*** Begin section ***

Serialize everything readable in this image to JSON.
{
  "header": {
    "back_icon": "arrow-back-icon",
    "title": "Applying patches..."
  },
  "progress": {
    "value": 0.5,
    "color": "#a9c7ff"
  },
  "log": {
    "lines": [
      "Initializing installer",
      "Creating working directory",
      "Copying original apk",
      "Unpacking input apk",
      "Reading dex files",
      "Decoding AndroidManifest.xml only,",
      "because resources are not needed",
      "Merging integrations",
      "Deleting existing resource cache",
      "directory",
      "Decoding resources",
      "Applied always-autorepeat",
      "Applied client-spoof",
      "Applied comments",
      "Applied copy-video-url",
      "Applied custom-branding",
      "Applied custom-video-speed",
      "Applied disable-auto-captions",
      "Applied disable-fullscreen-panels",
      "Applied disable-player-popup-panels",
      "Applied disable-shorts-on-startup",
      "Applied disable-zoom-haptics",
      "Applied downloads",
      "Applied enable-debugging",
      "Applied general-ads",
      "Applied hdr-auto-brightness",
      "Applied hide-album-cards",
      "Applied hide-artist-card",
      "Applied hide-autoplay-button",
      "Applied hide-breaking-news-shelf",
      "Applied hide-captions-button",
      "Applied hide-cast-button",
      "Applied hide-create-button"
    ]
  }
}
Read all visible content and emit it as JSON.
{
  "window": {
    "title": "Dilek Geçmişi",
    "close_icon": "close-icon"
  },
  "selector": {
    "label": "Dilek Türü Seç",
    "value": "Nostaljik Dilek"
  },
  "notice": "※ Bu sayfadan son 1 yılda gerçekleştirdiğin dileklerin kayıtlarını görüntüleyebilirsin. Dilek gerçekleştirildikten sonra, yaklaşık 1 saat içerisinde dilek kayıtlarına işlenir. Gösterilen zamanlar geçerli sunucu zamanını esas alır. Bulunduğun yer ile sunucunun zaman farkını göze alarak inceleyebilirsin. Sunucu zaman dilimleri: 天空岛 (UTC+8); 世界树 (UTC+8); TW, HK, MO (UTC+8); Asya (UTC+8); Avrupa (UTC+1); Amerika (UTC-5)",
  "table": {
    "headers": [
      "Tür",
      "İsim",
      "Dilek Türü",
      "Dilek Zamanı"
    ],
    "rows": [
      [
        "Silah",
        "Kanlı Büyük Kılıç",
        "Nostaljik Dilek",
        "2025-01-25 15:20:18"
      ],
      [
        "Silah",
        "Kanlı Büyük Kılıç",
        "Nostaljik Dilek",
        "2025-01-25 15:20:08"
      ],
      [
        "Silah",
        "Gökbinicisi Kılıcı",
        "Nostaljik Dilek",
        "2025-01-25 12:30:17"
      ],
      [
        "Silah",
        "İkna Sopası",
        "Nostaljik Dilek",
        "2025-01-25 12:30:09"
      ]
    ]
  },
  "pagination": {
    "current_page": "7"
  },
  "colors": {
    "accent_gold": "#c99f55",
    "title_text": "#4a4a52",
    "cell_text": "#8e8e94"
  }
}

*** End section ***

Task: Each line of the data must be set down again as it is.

Solved exercise:
Serialize everything readable in this image to JSON.
{
  "header": {
    "back_icon": "arrow-back-icon",
    "title": "Applying patches..."
  },
  "progress": {
    "value": 0.5,
    "color": "#a9c7ff"
  },
  "log": {
    "lines": [
      "Initializing installer",
      "Creating working directory",
      "Copying original apk",
      "Unpacking input apk",
      "Reading dex files",
      "Decoding AndroidManifest.xml only,",
      "because resources are not needed",
      "Merging integrations",
      "Deleting existing resource cache",
      "directory",
      "Decoding resources",
      "Applied always-autorepeat",
      "Applied client-spoof",
      "Applied comments",
      "Applied copy-video-url",
      "Applied custom-branding",
      "Applied custom-video-speed",
      "Applied disable-auto-captions",
      "Applied disable-fullscreen-panels",
      "Applied disable-player-popup-panels",
      "Applied disable-shorts-on-startup",
      "Applied disable-zoom-haptics",
      "Applied downloads",
      "Applied enable-debugging",
      "Applied general-ads",
      "Applied hdr-auto-brightness",
      "Applied hide-album-cards",
      "Applied hide-artist-card",
      "Applied hide-autoplay-button",
      "Applied hide-breaking-news-shelf",
      "Applied hide-captions-button",
      "Applied hide-cast-button",
      "Applied hide-create-button"
    ]
  }
}
Read all visible content and emit it as JSON.
{
  "window": {
    "title": "Dilek Geçmişi",
    "close_icon": "close-icon"
  },
  "selector": {
    "label": "Dilek Türü Seç",
    "value": "Nostaljik Dilek"
  },
  "notice": "※ Bu sayfadan son 1 yılda gerçekleştirdiğin dileklerin kayıtlarını görüntüleyebilirsin. Dilek gerçekleştirildikten sonra, yaklaşık 1 saat içerisinde dilek kayıtlarına işlenir. Gösterilen zamanlar geçerli sunucu zamanını esas alır. Bulunduğun yer ile sunucunun zaman farkını göze alarak inceleyebilirsin. Sunucu zaman dilimleri: 天空岛 (UTC+8); 世界树 (UTC+8); TW, HK, MO (UTC+8); Asya (UTC+8); Avrupa (UTC+1); Amerika (UTC-5)",
  "table": {
    "headers": [
      "Tür",
      "İsim",
      "Dilek Türü",
      "Dilek Zamanı"
    ],
    "rows": [
      [
        "Silah",
        "Kanlı Büyük Kılıç",
        "Nostaljik Dilek",
        "2025-01-25 15:20:18"
      ],
      [
        "Silah",
        "Kanlı Büyük Kılıç",
        "Nostaljik Dilek",
        "2025-01-25 15:20:08"
      ],
      [
        "Silah",
        "Gökbinicisi Kılıcı",
        "Nostaljik Dilek",
        "2025-01-25 12:30:17"
      ],
      [
        "Silah",
        "İkna Sopası",
        "Nostaljik Dilek",
        "2025-01-25 12:30:09"
      ]
    ]
  },
  "pagination": {
    "current_page": "7"
  },
  "colors": {
    "accent_gold": "#c99f55",
    "title_text": "#4a4a52",
    "cell_text": "#8e8e94"
  }
}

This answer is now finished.